O'Reilly's "experts" wrong again: He said they "believe the insurgents have been badly hurt"

››› ››› ROB DIETZ

On The O'Reilly Factor, Bill O'Reilly claimed that "most experts believe the insurgents have been badly hurt" in Iraq. O'Reilly offered no support for his claim. Indeed, a May 31 article in The Washington Post reported "evidence of a new intensity in the violence in Iraq and underlining the security problems facing the country's 10-day-old government," and the Brookings Institution released a study showing that there were 55 "multiple-fatality bombings" in May 2006, the highest total of any month during the war. Various news reports also describe a recent increase in violence in Iraq.

On the May 30 edition of Fox News' The O'Reilly Factor, Bill O'Reilly claimed that "most experts believe the insurgents have been badly hurt" in Iraq. O'Reilly offered no support for his claim. Indeed, a May 31 article in The Washington Post reported "evidence of a new intensity in the violence in Iraq and underlining the security problems facing the country's 10-day-old government," and the Brookings Institution released a study showing that, as of May 29, there were 55 "multiple-fatality bombings" in May 2006, the highest total of any month during the war. Various news reports also describe a recent increase in violence in Iraq; the Iraq Coalition Casualty Count, which tracks casualties in Iraq, has counted 67 American deaths so far in May 2006 and 76 deaths in April 2006. April was the deadliest month for American soldiers in Iraq since November 2005.

As Media Matters for America previously noted, O'Reilly has made false claims before based on "what [his] military analysts" tell him.

From the May 30 edition of Fox News' The O'Reilly Factor:

O'REILLY: Hi, I'm Bill O'Reilly. Thanks for watching us tonight. Chaos in Afghanistan and Iraq, that is the subject of this evening's "Talking Points Memo."

Over the weekend, while most of us were celebrating the heroism of those who have died defending America, some Afghanis were rioting and some Iraqis were killing civilians. In Kabul, a traffic accident led to this display, mostly young men who hate America causing trouble in the streets. All of this got major play in the U.S. media. And in Iraq, the CBS News team was bombed by terrorists. The cameraman and sound man were killed. Correspondent Kimberly Dozier badly hurt. She is now in Germany and is expected to recover.

The chaos in Afghanistan and Iraq will never end, because there will always be people who hate Americans, and we are an occupying force in those countries. The very important question is how do we as citizens process what's going on in those theaters of war?
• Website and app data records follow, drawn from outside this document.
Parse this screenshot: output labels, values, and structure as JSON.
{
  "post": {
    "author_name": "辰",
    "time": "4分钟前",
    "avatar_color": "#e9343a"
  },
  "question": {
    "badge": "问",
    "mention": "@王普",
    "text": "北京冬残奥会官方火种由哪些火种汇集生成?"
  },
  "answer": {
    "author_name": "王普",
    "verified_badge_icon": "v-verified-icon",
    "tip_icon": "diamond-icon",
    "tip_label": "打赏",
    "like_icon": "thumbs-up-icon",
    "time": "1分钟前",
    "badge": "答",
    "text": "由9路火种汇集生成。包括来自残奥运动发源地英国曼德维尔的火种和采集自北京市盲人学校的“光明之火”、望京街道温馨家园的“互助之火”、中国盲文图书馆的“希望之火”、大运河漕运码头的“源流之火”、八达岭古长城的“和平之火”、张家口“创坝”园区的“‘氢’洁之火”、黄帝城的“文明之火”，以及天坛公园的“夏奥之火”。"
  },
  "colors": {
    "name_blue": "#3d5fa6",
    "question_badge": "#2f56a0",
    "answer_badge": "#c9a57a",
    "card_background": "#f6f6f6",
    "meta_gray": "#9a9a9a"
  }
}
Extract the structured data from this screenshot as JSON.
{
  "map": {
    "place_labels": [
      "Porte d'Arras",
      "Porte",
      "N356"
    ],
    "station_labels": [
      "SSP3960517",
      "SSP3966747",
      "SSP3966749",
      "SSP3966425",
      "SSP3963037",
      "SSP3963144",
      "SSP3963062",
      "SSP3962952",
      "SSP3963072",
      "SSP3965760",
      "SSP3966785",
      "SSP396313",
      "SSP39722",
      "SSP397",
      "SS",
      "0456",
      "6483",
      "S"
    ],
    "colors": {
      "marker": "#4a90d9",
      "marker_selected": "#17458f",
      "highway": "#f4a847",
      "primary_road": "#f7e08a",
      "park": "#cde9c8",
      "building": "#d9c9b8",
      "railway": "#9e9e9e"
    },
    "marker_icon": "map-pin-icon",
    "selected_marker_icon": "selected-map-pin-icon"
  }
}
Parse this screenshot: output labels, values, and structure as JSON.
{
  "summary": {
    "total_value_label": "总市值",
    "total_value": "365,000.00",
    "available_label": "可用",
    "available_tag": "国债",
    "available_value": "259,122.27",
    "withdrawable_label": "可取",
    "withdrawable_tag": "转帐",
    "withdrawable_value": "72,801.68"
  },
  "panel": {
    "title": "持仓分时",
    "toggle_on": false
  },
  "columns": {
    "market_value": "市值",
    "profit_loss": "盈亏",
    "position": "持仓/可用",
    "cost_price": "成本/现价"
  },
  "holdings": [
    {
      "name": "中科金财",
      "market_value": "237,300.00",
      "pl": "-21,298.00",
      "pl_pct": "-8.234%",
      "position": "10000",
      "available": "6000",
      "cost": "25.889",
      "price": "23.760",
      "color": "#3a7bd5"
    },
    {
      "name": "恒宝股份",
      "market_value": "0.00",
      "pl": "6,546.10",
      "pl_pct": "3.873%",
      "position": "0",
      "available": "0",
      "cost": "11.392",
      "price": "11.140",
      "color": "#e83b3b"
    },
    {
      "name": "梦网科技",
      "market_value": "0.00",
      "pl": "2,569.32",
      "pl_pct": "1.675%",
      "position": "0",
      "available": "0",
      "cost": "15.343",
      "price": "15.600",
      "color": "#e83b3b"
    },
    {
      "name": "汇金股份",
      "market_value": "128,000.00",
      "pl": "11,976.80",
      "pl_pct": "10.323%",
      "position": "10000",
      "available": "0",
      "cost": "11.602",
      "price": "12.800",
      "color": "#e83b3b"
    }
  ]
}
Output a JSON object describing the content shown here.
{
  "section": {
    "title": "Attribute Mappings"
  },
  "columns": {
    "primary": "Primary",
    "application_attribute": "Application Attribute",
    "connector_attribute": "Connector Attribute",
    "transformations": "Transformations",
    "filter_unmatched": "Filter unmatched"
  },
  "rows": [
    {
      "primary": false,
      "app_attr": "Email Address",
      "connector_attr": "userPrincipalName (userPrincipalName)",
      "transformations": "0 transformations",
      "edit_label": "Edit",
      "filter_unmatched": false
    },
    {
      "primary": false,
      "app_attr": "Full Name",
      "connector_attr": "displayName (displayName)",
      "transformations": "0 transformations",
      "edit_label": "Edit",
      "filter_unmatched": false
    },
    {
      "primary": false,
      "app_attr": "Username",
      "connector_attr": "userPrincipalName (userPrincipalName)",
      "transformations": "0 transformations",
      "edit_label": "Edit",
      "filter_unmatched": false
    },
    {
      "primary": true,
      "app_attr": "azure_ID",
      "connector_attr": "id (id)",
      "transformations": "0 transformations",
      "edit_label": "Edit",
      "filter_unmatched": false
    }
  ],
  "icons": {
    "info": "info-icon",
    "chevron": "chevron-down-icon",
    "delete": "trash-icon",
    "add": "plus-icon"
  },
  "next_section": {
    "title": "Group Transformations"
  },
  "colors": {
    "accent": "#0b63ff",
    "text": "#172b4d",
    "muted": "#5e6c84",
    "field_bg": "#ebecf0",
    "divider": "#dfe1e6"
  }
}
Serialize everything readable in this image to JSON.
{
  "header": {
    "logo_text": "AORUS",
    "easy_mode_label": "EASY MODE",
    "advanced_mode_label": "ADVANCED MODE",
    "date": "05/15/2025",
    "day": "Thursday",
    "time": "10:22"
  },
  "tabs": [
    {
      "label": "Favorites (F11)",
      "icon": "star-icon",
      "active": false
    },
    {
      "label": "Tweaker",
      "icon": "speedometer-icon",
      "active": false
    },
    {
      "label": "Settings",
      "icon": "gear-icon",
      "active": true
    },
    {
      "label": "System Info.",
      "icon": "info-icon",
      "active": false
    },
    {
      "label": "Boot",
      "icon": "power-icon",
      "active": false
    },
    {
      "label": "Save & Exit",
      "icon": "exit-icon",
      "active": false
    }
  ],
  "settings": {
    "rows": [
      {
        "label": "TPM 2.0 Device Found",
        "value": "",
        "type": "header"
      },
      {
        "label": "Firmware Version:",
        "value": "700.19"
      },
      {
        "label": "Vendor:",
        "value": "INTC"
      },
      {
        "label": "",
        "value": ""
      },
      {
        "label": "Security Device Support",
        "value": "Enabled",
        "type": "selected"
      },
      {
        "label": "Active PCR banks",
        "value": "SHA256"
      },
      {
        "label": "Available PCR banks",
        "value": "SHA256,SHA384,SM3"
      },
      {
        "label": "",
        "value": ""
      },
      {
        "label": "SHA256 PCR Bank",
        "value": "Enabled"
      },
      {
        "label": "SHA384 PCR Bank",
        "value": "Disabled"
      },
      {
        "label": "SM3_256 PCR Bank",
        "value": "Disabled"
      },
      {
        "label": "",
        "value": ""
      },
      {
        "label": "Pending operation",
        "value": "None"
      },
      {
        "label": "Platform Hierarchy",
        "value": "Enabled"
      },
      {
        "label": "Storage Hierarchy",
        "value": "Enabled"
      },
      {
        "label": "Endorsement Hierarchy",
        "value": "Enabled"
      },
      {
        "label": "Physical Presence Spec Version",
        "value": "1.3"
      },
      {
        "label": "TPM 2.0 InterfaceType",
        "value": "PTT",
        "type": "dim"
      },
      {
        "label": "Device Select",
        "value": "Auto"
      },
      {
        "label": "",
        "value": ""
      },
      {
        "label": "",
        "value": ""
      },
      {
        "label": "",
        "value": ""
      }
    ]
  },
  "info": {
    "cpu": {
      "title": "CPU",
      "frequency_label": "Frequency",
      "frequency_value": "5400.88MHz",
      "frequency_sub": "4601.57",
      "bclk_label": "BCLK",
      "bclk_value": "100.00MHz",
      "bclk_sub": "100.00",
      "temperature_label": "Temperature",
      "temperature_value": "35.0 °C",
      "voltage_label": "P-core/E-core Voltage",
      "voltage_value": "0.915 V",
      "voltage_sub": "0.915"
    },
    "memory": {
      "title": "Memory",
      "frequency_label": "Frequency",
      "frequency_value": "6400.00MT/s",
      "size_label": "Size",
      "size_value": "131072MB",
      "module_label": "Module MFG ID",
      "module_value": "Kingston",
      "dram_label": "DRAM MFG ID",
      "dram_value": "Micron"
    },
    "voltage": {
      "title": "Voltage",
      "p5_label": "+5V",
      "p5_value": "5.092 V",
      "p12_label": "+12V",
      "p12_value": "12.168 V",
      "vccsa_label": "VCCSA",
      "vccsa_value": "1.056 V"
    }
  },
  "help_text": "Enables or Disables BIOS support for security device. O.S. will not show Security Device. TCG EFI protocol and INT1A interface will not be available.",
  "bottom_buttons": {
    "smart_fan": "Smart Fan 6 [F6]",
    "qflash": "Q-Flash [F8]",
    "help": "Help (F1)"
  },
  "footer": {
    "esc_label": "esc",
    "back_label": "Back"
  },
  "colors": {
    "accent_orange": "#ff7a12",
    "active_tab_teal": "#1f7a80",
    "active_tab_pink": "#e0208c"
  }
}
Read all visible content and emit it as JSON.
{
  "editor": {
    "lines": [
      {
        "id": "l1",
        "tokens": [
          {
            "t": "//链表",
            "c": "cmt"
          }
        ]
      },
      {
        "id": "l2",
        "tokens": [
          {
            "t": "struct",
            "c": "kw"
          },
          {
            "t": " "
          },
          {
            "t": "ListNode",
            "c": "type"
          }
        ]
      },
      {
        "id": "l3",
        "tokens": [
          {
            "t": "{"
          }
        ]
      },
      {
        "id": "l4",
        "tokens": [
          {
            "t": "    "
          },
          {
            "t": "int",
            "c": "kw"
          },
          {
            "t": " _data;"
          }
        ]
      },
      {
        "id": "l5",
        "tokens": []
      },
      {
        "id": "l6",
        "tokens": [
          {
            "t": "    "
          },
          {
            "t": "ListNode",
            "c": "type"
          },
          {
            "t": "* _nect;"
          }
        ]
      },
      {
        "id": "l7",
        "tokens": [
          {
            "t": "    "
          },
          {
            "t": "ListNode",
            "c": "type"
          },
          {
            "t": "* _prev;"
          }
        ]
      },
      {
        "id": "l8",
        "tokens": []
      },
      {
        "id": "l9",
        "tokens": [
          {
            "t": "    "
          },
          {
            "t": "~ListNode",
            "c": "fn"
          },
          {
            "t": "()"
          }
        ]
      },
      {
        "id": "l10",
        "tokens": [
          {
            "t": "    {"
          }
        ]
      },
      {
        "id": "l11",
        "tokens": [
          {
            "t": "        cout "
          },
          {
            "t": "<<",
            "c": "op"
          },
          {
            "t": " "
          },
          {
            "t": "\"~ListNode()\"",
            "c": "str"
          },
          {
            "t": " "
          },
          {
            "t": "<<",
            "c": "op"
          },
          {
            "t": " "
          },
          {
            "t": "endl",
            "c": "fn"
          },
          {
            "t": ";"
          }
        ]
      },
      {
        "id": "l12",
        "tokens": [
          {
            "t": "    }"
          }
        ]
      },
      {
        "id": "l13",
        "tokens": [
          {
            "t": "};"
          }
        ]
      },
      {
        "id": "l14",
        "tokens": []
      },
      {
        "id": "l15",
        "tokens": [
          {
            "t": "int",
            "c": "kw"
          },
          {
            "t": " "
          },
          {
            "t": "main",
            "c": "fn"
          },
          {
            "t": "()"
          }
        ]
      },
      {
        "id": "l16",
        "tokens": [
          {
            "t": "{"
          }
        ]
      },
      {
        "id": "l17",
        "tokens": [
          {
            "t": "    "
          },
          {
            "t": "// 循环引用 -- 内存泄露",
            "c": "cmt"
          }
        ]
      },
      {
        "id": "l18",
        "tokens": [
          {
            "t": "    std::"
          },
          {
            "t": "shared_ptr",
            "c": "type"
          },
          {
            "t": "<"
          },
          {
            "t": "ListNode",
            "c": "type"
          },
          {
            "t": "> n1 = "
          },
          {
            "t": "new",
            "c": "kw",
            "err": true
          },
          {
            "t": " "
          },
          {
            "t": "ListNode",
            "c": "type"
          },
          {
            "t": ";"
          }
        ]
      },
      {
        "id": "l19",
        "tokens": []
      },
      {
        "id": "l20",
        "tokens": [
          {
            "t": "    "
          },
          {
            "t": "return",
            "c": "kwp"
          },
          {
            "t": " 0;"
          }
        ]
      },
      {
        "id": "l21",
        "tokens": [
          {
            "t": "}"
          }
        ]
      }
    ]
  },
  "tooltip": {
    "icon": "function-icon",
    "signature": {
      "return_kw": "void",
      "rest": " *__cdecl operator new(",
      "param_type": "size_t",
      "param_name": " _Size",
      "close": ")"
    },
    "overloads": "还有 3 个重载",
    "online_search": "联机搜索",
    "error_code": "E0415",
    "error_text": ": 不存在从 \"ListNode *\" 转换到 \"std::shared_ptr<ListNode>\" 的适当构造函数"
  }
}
In Afghanistan, the Taliban are just waiting until we leave and will always be waiting. Whether the [Afghanistan President Hamid] Karzai government will ever be strong enough to defeat them is an open question. In Iraq, the terrorists will never stop bombing, no matter what government's in place. The situation will parallel Israel. Terrorism will always be on display. That's the truth.

Terrorism is here to stay. Muslim fanatics are not going anywhere. So what should the USA do? Well, the first thing is to be realistic. If we could go back to the fall of 2001, right after 9-11, you'd still have to invade Afghanistan. No way could the USA allow Al Qaeda to remain there. But Iraq should be a lesson learned. We cannot ever again put American boots on the ground in a hostile Arab country.

Iraq was an optional war. There will always be or there were other ways, I should say, of removing Saddam. That being said, the [Rep.] John Murtha [D-PA] solution of cutting and running would lead to greater conflicts down the road, as Iran would dominate the Gulf. Even though the headlines are bloody, the USA could well win in Iraq. Most experts believe the insurgents have been badly hurt.

Posted In
National Security & Foreign Policy, War in Iraq
Network/Outlet
Fox News Channel
Person
Bill O'Reilly
Show/Publication
The O'Reilly Factor
We've changed our commenting system to Disqus.
Instructions for signing up and claiming your comment history are located here.
Updated rules for commenting are here.